Becker Video Game Industry Forum Has Leaders Talking
Mass High Tech reporter Rodney Brown said, “It took little Becker College in Worcester to get Massachusetts elected officials to commit to action on boosting the video game sector in the Bay State,” in his article covering MASS Impact, a leadership forum on video games, economic development and job creation, on Tuesday, October 19.
Becker College convened the forum to engage the video game industry, government and academia in a discussion to foster the growth of the video game industry cluster in Massachusetts. President Robert E. Johnson touted Becker’s Princeton Review ranking as the number one game design school in New England – and number four in the nation – to the assembled audience in the main room and an overflow room simulcast in the Weller Academic Center. As an outcome of the forum, Dr. Johnson emphasized the need for Massachusetts to “position itself on the right side of history and stake its claim as a global leader and competitor in video game design and development.”
Brandon Butler reported on panels’ characterization of Massachusetts’ video game industry as a “sleeping giant” in the Worcester Business Journal.
The forum gave the video game industry, represented by Hank Howie, president of Blue Fang Games; Monty Sharma, general manager of Vivox; Ken Surdan, vice president of operations at Turbine; Ichiro Lambe, president of Dejobaan Games and Jon Radoff, CEO of Disruptor Beam, an opportunity to speak with a collective voice directly to federal, state and City of Worcester legislators.
Surdan opined that game company infrastructure was “almost pure talent,” and that talent was coming from the state’s academic institutions. In addition to Becker, academia was represented by Mark Claypool, Ph.D., director of game development programs at Worcester Polytechnic Institute and Dean Terence Flotte, MD, of the University of Massachusetts Medical School.
Radoff warned that Massachusetts, as a video game hub, could already be in decline and that it is investment capital that pushes companies, like facebook, to other states.
New England Cable News’ Kenneth Craig pointed his camera at Becker game design students who were showcasing their work at the event. Students Adam Dezago, Sean Dutton and Torrey Kimball were showing their Governor’s Race game, a road race that pits Governor Deval Patrick and his challengers in November’s elections against each other and foes Red Tape and Pork Barrel Spending.
Panelist Michael Cavaretta, attorney with Morse, Barnes-Brown & Pendelton and founder and chair of the MIT Enterprise Forum Game Special Interest Group (SIG), pointed out that video game technology reaches far beyond entertainment, including employee training and product testing.
Becker president Johnson has often made the same point when talking about the Becker video game development programs. Graduates and students of the Becker programs are doing work in health care and education, as well as video game companies, in Massachusetts and in other states.
Government officials in attendance included Massachusetts State Reps.

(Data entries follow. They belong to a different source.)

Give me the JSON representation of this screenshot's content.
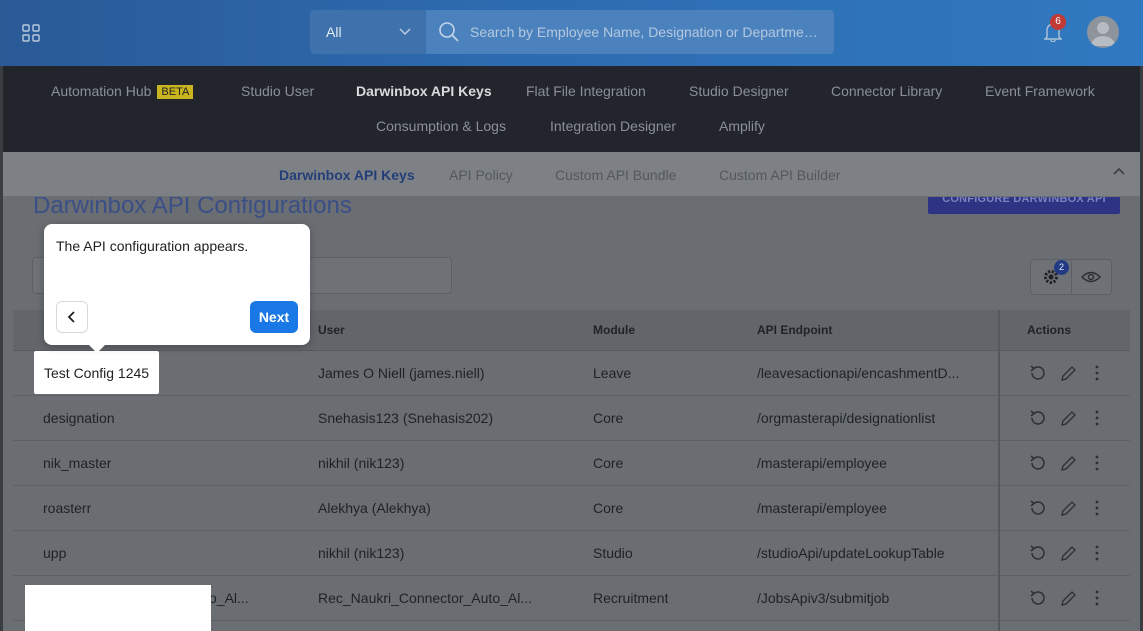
{
  "header": {
    "scope_select": "All",
    "search_placeholder": "Search by Employee Name, Designation or Department...",
    "notification_count": "6",
    "icons": [
      "apps-grid-icon",
      "chevron-down-icon",
      "search-icon",
      "bell-icon",
      "user-avatar"
    ]
  },
  "nav": {
    "items": [
      {
        "label": "Automation Hub",
        "badge": "BETA"
      },
      {
        "label": "Studio User"
      },
      {
        "label": "Darwinbox API Keys",
        "active": true
      },
      {
        "label": "Flat File Integration"
      },
      {
        "label": "Studio Designer"
      },
      {
        "label": "Connector Library"
      },
      {
        "label": "Event Framework"
      },
      {
        "label": "Consumption & Logs"
      },
      {
        "label": "Integration Designer"
      },
      {
        "label": "Amplify"
      }
    ]
  },
  "subnav": {
    "items": [
      {
        "label": "Darwinbox API Keys",
        "active": true
      },
      {
        "label": "API Policy"
      },
      {
        "label": "Custom API Bundle"
      },
      {
        "label": "Custom API Builder"
      }
    ]
  },
  "page": {
    "title": "Darwinbox API Configurations",
    "configure_button": "CONFIGURE DARWINBOX API",
    "settings_badge": "2"
  },
  "table": {
    "columns": [
      "User",
      "Module",
      "API Endpoint",
      "Actions"
    ],
    "rows": [
      {
        "name": "Test Config 1245",
        "user": "James O Niell (james.niell)",
        "module": "Leave",
        "endpoint": "/leavesactionapi/encashmentD..."
      },
      {
        "name": "designation",
        "user": "Snehasis123 (Snehasis202)",
        "module": "Core",
        "endpoint": "/orgmasterapi/designationlist"
      },
      {
        "name": "nik_master",
        "user": "nikhil (nik123)",
        "module": "Core",
        "endpoint": "/masterapi/employee"
      },
      {
        "name": "roasterr",
        "user": "Alekhya (Alekhya)",
        "module": "Core",
        "endpoint": "/masterapi/employee"
      },
      {
        "name": "upp",
        "user": "nikhil (nik123)",
        "module": "Studio",
        "endpoint": "/studioApi/updateLookupTable"
      },
      {
        "name": "o_Al...",
        "user": "Rec_Naukri_Connector_Auto_Al...",
        "module": "Recruitment",
        "endpoint": "/JobsApiv3/submitjob"
      }
    ]
  },
  "tooltip": {
    "text": "The API configuration appears.",
    "next_label": "Next"
  }
}
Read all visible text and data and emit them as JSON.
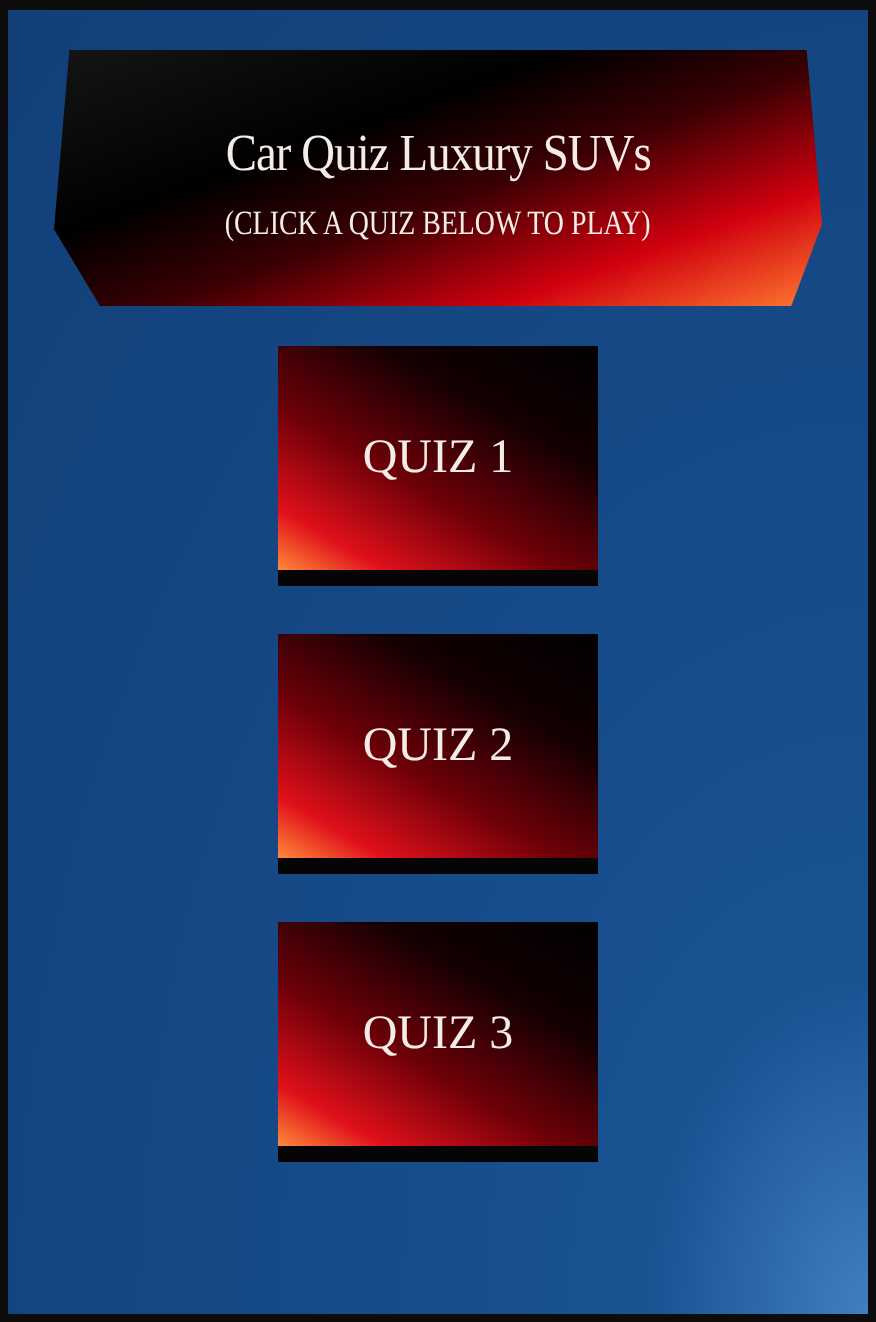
{
  "header": {
    "title": "Car Quiz Luxury SUVs",
    "subtitle": "(CLICK A QUIZ BELOW TO PLAY)"
  },
  "quizzes": [
    {
      "label": "QUIZ 1"
    },
    {
      "label": "QUIZ 2"
    },
    {
      "label": "QUIZ 3"
    }
  ]
}
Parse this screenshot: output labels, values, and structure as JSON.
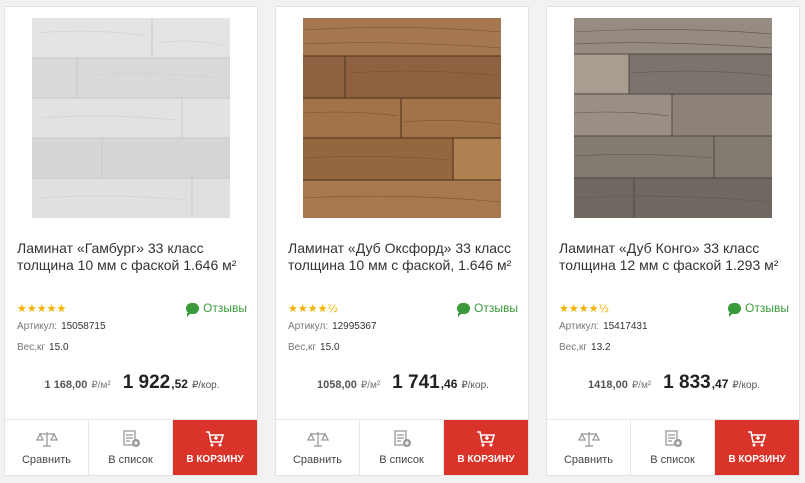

Vincent Pedone (co-host of the event along with President Johnson) and Brian Dempsey, Lt. Governor Timothy Murray, Worcester City Manager Michael O’Brien and U.S. Rep. James McGovern.
Rep. Pedone said it was clear that “the video game design and development industry deserves – no, requires – our attention.” He went on to identify the ability to develop fruitful partnerships as Massachusetts’ great strength and the key to moving the industry forward.
Partnership was the most tangible outcome of Tuesday’s leadership forum. A working group will distill the take-aways from the day’s panels and continue to promote discussion and results between business, government and academia.